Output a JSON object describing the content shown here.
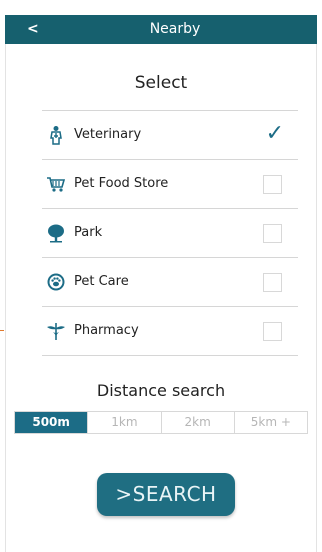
{
  "header": {
    "back_label": "<",
    "title": "Nearby"
  },
  "select_title": "Select",
  "categories": [
    {
      "label": "Veterinary",
      "icon": "vet-icon",
      "checked": true
    },
    {
      "label": "Pet Food Store",
      "icon": "cart-icon",
      "checked": false
    },
    {
      "label": "Park",
      "icon": "tree-icon",
      "checked": false
    },
    {
      "label": "Pet Care",
      "icon": "paw-icon",
      "checked": false
    },
    {
      "label": "Pharmacy",
      "icon": "caduceus-icon",
      "checked": false
    }
  ],
  "check_glyph": "✓",
  "distance": {
    "title": "Distance search",
    "options": [
      "500m",
      "1km",
      "2km",
      "5km +"
    ],
    "selected": "500m"
  },
  "search_label": ">SEARCH",
  "colors": {
    "accent": "#16606e",
    "check": "#1c6c86",
    "button": "#1f6e82"
  }
}
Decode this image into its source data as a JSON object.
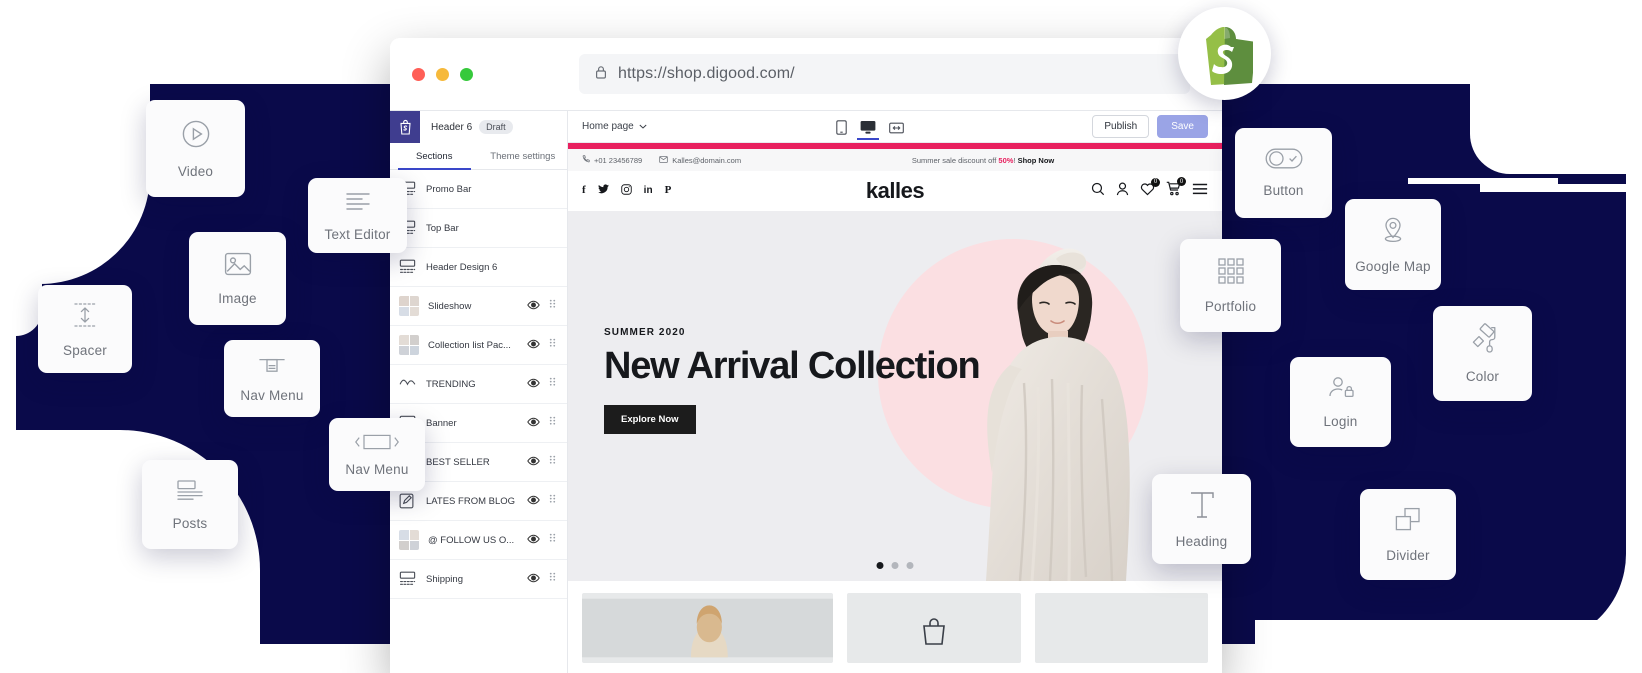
{
  "browser": {
    "url": "https://shop.digood.com/",
    "lock_icon": "lock-icon",
    "traffic_lights": [
      "close-red",
      "minimize-yellow",
      "maximize-green"
    ]
  },
  "editor": {
    "shop_logo": "shopify-logo-icon",
    "section_title": "Header 6",
    "status_chip": "Draft",
    "tabs": [
      {
        "label": "Sections",
        "active": true
      },
      {
        "label": "Theme settings",
        "active": false
      }
    ],
    "sections": [
      {
        "label": "Promo Bar",
        "icon": "layout-icon",
        "eye": false,
        "grip": false
      },
      {
        "label": "Top Bar",
        "icon": "layout-icon",
        "eye": false,
        "grip": false
      },
      {
        "label": "Header Design 6",
        "icon": "layout-icon",
        "eye": false,
        "grip": false
      },
      {
        "label": "Slideshow",
        "icon": "image-thumb",
        "eye": true,
        "grip": true
      },
      {
        "label": "Collection list Pac...",
        "icon": "image-thumb",
        "eye": true,
        "grip": true
      },
      {
        "label": "TRENDING",
        "icon": "wave-icon",
        "eye": true,
        "grip": true
      },
      {
        "label": "Banner",
        "icon": "banner-icon",
        "eye": true,
        "grip": true
      },
      {
        "label": "BEST SELLER",
        "icon": "grid-icon",
        "eye": true,
        "grip": true
      },
      {
        "label": "LATES FROM BLOG",
        "icon": "pencil-icon",
        "eye": true,
        "grip": true
      },
      {
        "label": "@ FOLLOW US O...",
        "icon": "image-thumb",
        "eye": true,
        "grip": true
      },
      {
        "label": "Shipping",
        "icon": "layout-icon",
        "eye": true,
        "grip": true
      }
    ],
    "preview_bar": {
      "page_selector": "Home page",
      "chevron_icon": "chevron-down-icon",
      "devices": [
        {
          "name": "mobile-icon",
          "active": false
        },
        {
          "name": "desktop-icon",
          "active": true
        },
        {
          "name": "fullwidth-icon",
          "active": false
        }
      ],
      "publish_label": "Publish",
      "save_label": "Save"
    }
  },
  "storefront": {
    "topbar": {
      "phone_icon": "phone-icon",
      "phone": "+01 23456789",
      "mail_icon": "mail-icon",
      "email": "Kalles@domain.com",
      "promo_prefix": "Summer sale discount off ",
      "promo_percent": "50%",
      "promo_mid": "! ",
      "promo_cta": "Shop Now"
    },
    "brand": "kalles",
    "socials": [
      "facebook-icon",
      "twitter-icon",
      "instagram-icon",
      "linkedin-icon",
      "pinterest-icon"
    ],
    "header_icons": [
      {
        "name": "search-icon",
        "count": null
      },
      {
        "name": "account-icon",
        "count": null
      },
      {
        "name": "wishlist-icon",
        "count": "0"
      },
      {
        "name": "cart-icon",
        "count": "0"
      },
      {
        "name": "menu-icon",
        "count": null
      }
    ],
    "hero": {
      "kicker": "SUMMER 2020",
      "title": "New Arrival Collection",
      "button": "Explore Now",
      "slides": 3,
      "active_slide": 1
    }
  },
  "widgets": [
    {
      "label": "Video",
      "icon": "play-circle-icon"
    },
    {
      "label": "Text Editor",
      "icon": "text-lines-icon"
    },
    {
      "label": "Image",
      "icon": "image-icon"
    },
    {
      "label": "Spacer",
      "icon": "vertical-arrows-icon"
    },
    {
      "label": "Nav Menu",
      "icon": "nav-menu-icon"
    },
    {
      "label": "Nav Menu",
      "icon": "carousel-icon"
    },
    {
      "label": "Posts",
      "icon": "posts-icon"
    },
    {
      "label": "Button",
      "icon": "toggle-check-icon"
    },
    {
      "label": "Google Map",
      "icon": "map-pin-icon"
    },
    {
      "label": "Portfolio",
      "icon": "grid-dots-icon"
    },
    {
      "label": "Color",
      "icon": "paint-roller-icon"
    },
    {
      "label": "Login",
      "icon": "user-lock-icon"
    },
    {
      "label": "Heading",
      "icon": "typography-t-icon"
    },
    {
      "label": "Divider",
      "icon": "two-squares-icon"
    }
  ],
  "shopify_badge": {
    "icon": "shopify-bag-icon"
  },
  "colors": {
    "navy": "#0a0a4a",
    "accent_pink": "#e8205f",
    "save_purple": "#9aa4e6",
    "tab_blue": "#3a47c9",
    "shopify_green": "#7ab55c"
  }
}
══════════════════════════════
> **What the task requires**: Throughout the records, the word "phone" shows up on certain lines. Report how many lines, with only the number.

> **Solution for this task**: 2